Unfortunately, there are also many technology adoption readiness challenges that many companies face. The biggest one is that some companies have a weak understanding of digital twins and confuse them with 3D models. Some lack appropriate data to use as part of the analysis and the digital twin value stream. Though others have a good understanding of the concept but lack the ability to develop, implement and maintain one.  

Spatial Digital Twin Use Cases tier-by-tier presentation

WGIC’s research, based on global scans, inputs from SMEs, and 27 use cases, revealed that in almost all use cases, spatial data is utilized in some way or another. For a bigger picture, WGIC identified four tiers of use cases based on their reliance on spatial data. 

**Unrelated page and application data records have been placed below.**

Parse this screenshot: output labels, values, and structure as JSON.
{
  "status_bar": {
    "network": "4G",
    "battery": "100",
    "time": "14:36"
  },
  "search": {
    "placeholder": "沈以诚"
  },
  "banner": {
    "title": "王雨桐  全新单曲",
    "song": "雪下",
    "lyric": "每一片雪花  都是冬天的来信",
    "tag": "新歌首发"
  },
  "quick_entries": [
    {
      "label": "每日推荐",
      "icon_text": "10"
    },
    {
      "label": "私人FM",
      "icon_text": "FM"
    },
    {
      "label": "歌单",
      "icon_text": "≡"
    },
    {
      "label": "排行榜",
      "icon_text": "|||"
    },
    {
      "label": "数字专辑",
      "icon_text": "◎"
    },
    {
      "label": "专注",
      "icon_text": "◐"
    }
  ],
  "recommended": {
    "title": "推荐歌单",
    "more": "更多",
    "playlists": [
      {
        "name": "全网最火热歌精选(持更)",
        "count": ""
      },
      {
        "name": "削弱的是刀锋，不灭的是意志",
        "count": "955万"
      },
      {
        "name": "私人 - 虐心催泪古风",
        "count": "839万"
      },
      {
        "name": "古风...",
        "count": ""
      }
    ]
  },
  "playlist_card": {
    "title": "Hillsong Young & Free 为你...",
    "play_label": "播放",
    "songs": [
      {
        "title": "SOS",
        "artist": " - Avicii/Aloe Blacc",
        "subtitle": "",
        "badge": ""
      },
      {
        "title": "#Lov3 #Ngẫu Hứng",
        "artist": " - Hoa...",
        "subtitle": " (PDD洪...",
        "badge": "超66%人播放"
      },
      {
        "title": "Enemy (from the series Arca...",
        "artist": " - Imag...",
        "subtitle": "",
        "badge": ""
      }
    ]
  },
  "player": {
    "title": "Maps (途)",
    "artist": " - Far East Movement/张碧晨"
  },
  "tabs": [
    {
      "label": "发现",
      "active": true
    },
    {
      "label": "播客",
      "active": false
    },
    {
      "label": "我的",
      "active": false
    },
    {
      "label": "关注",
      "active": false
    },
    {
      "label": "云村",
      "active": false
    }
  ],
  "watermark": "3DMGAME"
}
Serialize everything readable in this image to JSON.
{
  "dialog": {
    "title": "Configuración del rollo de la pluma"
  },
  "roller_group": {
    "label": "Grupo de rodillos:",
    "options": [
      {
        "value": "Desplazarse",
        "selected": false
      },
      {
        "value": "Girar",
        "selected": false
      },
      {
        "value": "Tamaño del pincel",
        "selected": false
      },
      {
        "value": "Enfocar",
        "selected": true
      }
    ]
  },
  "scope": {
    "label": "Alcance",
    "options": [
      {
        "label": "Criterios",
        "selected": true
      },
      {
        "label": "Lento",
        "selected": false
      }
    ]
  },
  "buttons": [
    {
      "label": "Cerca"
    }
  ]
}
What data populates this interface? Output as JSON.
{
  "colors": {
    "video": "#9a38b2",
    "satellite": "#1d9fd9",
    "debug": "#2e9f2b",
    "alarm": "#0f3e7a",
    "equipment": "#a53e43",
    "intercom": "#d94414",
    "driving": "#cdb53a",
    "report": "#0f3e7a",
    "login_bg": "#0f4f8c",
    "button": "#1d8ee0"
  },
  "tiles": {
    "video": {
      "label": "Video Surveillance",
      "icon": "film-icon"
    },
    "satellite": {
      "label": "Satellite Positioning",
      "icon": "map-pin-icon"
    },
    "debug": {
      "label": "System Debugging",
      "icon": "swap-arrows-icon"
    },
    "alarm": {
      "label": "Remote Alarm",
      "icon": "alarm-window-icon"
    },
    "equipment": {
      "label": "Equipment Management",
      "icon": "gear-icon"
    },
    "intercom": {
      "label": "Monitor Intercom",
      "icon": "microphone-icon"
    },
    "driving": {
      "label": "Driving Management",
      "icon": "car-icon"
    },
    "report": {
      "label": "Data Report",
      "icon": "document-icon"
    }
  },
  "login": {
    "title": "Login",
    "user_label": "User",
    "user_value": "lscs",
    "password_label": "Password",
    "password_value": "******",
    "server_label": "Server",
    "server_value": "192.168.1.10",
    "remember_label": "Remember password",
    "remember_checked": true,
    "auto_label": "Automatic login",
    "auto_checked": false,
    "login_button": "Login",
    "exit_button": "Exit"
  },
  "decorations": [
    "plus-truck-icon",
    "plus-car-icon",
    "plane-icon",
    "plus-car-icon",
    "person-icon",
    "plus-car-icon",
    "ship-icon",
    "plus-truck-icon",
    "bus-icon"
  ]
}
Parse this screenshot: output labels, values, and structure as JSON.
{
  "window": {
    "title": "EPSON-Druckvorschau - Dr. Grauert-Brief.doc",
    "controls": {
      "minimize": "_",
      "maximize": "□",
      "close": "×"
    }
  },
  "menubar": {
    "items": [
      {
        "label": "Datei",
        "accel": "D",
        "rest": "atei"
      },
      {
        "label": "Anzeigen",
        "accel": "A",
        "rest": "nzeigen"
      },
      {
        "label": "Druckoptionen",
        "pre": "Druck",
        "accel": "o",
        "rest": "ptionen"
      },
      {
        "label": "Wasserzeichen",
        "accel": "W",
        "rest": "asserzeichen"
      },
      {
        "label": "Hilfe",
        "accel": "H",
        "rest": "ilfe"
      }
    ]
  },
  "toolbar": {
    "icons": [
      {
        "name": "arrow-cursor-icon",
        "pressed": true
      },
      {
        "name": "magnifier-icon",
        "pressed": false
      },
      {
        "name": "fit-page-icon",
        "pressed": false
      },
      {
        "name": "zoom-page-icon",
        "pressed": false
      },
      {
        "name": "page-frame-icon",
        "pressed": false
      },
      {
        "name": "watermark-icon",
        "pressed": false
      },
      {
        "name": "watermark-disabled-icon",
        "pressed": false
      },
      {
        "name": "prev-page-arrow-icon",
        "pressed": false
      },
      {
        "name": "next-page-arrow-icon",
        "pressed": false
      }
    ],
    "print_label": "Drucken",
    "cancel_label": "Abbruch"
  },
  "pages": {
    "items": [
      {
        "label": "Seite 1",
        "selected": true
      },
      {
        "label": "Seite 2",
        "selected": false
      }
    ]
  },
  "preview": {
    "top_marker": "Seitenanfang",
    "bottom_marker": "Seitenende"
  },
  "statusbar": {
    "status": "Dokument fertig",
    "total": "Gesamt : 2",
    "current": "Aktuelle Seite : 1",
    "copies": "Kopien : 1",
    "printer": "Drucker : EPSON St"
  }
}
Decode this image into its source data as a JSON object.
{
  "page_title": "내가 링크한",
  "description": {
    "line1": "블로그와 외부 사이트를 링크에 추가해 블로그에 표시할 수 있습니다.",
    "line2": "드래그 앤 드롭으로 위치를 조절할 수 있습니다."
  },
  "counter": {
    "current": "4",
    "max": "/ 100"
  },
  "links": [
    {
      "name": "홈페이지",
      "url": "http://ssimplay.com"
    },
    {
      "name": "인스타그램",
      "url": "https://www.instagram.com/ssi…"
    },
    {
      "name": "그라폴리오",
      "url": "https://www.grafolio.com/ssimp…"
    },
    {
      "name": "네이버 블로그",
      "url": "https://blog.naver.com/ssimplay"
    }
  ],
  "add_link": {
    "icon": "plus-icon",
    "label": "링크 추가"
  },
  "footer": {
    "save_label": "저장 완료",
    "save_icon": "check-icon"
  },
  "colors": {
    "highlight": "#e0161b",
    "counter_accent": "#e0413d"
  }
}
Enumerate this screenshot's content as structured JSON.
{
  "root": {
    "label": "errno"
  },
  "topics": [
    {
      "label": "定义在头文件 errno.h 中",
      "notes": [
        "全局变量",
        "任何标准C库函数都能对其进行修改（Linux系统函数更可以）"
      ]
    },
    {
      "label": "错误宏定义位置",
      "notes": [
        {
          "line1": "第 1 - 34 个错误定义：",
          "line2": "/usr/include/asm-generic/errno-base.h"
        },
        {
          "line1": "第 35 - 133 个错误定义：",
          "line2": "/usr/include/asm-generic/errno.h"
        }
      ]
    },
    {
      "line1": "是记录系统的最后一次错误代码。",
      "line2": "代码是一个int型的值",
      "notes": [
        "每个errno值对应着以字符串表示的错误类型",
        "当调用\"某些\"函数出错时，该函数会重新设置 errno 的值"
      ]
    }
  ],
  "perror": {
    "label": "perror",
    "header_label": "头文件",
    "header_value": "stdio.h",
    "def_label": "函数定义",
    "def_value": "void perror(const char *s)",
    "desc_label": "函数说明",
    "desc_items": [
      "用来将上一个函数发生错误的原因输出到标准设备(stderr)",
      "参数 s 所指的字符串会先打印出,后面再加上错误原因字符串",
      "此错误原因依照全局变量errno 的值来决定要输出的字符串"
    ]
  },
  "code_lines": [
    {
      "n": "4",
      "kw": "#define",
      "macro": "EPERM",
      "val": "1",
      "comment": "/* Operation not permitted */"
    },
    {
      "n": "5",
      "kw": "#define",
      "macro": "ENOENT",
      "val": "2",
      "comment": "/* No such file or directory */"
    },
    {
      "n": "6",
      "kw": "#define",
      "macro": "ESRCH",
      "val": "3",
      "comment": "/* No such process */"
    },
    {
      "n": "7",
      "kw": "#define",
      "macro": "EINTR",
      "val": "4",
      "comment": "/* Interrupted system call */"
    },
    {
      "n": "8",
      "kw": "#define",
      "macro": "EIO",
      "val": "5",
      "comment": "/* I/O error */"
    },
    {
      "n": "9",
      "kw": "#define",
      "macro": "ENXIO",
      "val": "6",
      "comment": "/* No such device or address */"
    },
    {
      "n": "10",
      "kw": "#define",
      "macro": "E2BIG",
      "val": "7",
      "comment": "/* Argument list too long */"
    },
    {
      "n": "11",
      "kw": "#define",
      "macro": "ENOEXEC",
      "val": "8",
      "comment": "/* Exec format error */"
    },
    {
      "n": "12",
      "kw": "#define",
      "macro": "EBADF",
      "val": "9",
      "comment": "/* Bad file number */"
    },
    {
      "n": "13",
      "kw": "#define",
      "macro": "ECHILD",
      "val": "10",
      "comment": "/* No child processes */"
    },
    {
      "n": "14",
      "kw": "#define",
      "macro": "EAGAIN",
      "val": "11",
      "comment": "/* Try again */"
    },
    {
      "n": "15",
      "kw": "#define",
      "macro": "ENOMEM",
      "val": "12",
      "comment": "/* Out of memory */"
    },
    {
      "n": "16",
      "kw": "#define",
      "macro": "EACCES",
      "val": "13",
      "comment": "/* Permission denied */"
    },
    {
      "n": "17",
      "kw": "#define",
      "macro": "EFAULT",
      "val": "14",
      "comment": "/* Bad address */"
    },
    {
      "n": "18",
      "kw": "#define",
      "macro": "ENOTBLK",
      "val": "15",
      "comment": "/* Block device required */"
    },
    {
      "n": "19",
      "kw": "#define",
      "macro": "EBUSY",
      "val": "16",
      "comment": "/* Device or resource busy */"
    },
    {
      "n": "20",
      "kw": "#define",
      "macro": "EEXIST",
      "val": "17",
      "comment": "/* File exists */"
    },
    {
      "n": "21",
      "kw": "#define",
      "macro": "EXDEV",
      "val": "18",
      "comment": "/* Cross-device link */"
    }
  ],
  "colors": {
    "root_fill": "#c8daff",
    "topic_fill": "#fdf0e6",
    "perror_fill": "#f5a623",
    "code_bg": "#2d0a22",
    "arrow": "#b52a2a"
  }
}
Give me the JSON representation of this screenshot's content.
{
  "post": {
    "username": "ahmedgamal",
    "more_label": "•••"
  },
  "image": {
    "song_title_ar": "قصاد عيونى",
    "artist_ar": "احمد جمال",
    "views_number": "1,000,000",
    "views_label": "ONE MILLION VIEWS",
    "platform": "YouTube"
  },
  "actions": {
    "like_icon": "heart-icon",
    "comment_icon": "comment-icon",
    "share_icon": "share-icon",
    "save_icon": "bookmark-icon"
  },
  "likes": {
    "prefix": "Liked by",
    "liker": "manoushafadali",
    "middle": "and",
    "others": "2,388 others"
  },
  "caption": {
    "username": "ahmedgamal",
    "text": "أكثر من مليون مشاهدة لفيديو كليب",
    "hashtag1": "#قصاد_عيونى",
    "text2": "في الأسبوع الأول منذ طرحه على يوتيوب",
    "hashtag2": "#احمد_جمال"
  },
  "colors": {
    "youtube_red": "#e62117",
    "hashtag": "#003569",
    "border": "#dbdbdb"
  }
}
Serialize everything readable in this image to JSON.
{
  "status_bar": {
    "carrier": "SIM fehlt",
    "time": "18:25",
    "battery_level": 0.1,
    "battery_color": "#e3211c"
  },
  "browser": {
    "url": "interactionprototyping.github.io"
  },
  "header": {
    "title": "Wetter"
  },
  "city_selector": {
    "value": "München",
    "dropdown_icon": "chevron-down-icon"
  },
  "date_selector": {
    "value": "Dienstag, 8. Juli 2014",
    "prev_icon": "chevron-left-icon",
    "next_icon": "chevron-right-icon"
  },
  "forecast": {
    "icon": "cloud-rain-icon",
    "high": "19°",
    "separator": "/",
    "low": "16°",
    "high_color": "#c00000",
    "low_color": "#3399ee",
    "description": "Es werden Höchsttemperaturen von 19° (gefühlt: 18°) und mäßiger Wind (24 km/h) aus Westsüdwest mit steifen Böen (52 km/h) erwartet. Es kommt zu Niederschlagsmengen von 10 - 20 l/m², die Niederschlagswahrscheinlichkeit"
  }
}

The emergence of errors and challenges is natural. Digital twins are relatively new to this world. As much as we want to adapt them to serve our needs, we also need to get used to them and find a common language to utilize this technology to benefit the business and the end client. One thing to remember is that digital twins are an ever-evolving technology. The deeper it is integrated with our systems, the more errors might occur. However, that shouldn’t frighten us and shouldn’t stop development.

The original content of the blog post is sourced from the WGIC Policy Report “Spatial Digital Twins: Global Status, Opportunities, and the Way Forward.”

Editors of the blog: Margarita Dadyan and Bhanu Rekha from WGIC